→ **About this exercise**
Quote the records in full and leave their pictures out.
── Material for this task
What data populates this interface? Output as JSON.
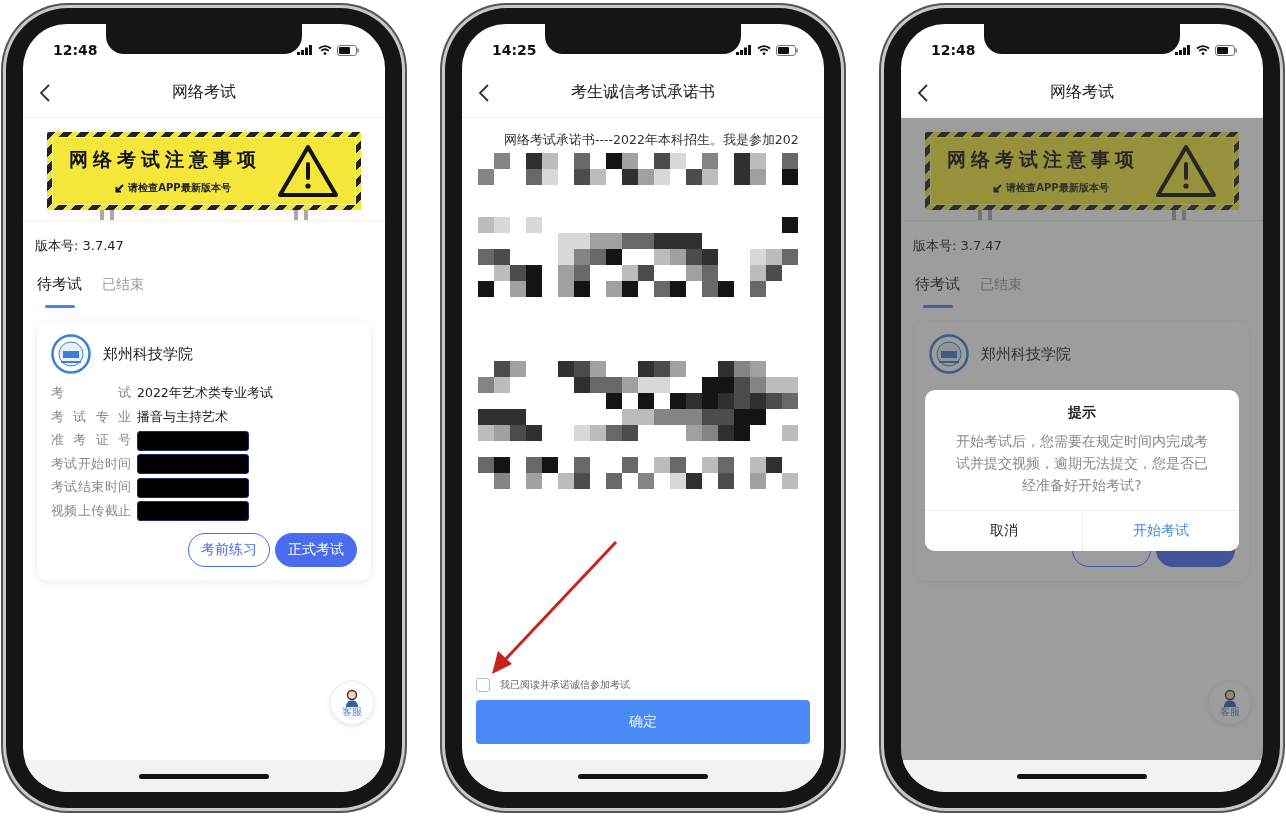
{
  "phones": [
    {
      "kind": "exam_list",
      "time": "12:48",
      "title": "网络考试",
      "banner": {
        "heading": "网络考试注意事项",
        "subtext": "请检查APP最新版本号"
      },
      "version": "版本号: 3.7.47",
      "tabs": [
        {
          "label": "待考试",
          "selected": true
        },
        {
          "label": "已结束",
          "selected": false
        }
      ],
      "card": {
        "school": "郑州科技学院",
        "rows": [
          {
            "label": "考试",
            "value": "2022年艺术类专业考试",
            "redacted": false
          },
          {
            "label": "考试专业",
            "value": "播音与主持艺术",
            "redacted": false
          },
          {
            "label": "准考证号",
            "redacted": true
          },
          {
            "label": "考试开始时间",
            "redacted": true
          },
          {
            "label": "考试结束时间",
            "redacted": true
          },
          {
            "label": "视频上传截止",
            "redacted": true
          }
        ],
        "buttons": [
          {
            "label": "考前练习",
            "kind": "outline"
          },
          {
            "label": "正式考试",
            "kind": "primary"
          }
        ]
      },
      "support": "客服"
    },
    {
      "kind": "pledge",
      "time": "14:25",
      "title": "考生诚信考试承诺书",
      "text": "网络考试承诺书----2022年本科招生。我是参加202",
      "agreement": {
        "label": "我已阅读并承诺诚信参加考试",
        "checked": false
      },
      "confirm": "确定"
    },
    {
      "kind": "exam_list",
      "time": "12:48",
      "title": "网络考试",
      "banner": {
        "heading": "网络考试注意事项",
        "subtext": "请检查APP最新版本号"
      },
      "version": "版本号: 3.7.47",
      "tabs": [
        {
          "label": "待考试",
          "selected": true
        },
        {
          "label": "已结束",
          "selected": false
        }
      ],
      "card": {
        "school": "郑州科技学院",
        "buttons": [
          {
            "kind": "outline"
          },
          {
            "kind": "primary"
          }
        ]
      },
      "support": "客服",
      "dialog": {
        "title": "提示",
        "message": "开始考试后，您需要在规定时间内完成考试并提交视频，逾期无法提交，您是否已经准备好开始考试?",
        "buttons": [
          {
            "label": "取消",
            "kind": "cancel"
          },
          {
            "label": "开始考试",
            "kind": "confirm"
          }
        ]
      }
    }
  ]
}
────
→ **Output for this task**
What data populates this interface? Output as JSON.
{
  "phones": [
    {
      "kind": "exam_list",
      "time": "12:48",
      "title": "网络考试",
      "banner": {
        "heading": "网络考试注意事项",
        "subtext": "请检查APP最新版本号"
      },
      "version": "版本号: 3.7.47",
      "tabs": [
        {
          "label": "待考试",
          "selected": true
        },
        {
          "label": "已结束",
          "selected": false
        }
      ],
      "card": {
        "school": "郑州科技学院",
        "rows": [
          {
            "label": "考试",
            "value": "2022年艺术类专业考试",
            "redacted": false
          },
          {
            "label": "考试专业",
            "value": "播音与主持艺术",
            "redacted": false
          },
          {
            "label": "准考证号",
            "redacted": true
          },
          {
            "label": "考试开始时间",
            "redacted": true
          },
          {
            "label": "考试结束时间",
            "redacted": true
          },
          {
            "label": "视频上传截止",
            "redacted": true
          }
        ],
        "buttons": [
          {
            "label": "考前练习",
            "kind": "outline"
          },
          {
            "label": "正式考试",
            "kind": "primary"
          }
        ]
      },
      "support": "客服"
    },
    {
      "kind": "pledge",
      "time": "14:25",
      "title": "考生诚信考试承诺书",
      "text": "网络考试承诺书----2022年本科招生。我是参加202",
      "agreement": {
        "label": "我已阅读并承诺诚信参加考试",
        "checked": false
      },
      "confirm": "确定"
    },
    {
      "kind": "exam_list",
      "time": "12:48",
      "title": "网络考试",
      "banner": {
        "heading": "网络考试注意事项",
        "subtext": "请检查APP最新版本号"
      },
      "version": "版本号: 3.7.47",
      "tabs": [
        {
          "label": "待考试",
          "selected": true
        },
        {
          "label": "已结束",
          "selected": false
        }
      ],
      "card": {
        "school": "郑州科技学院",
        "buttons": [
          {
            "kind": "outline"
          },
          {
            "kind": "primary"
          }
        ]
      },
      "support": "客服",
      "dialog": {
        "title": "提示",
        "message": "开始考试后，您需要在规定时间内完成考试并提交视频，逾期无法提交，您是否已经准备好开始考试?",
        "buttons": [
          {
            "label": "取消",
            "kind": "cancel"
          },
          {
            "label": "开始考试",
            "kind": "confirm"
          }
        ]
      }
    }
  ]
}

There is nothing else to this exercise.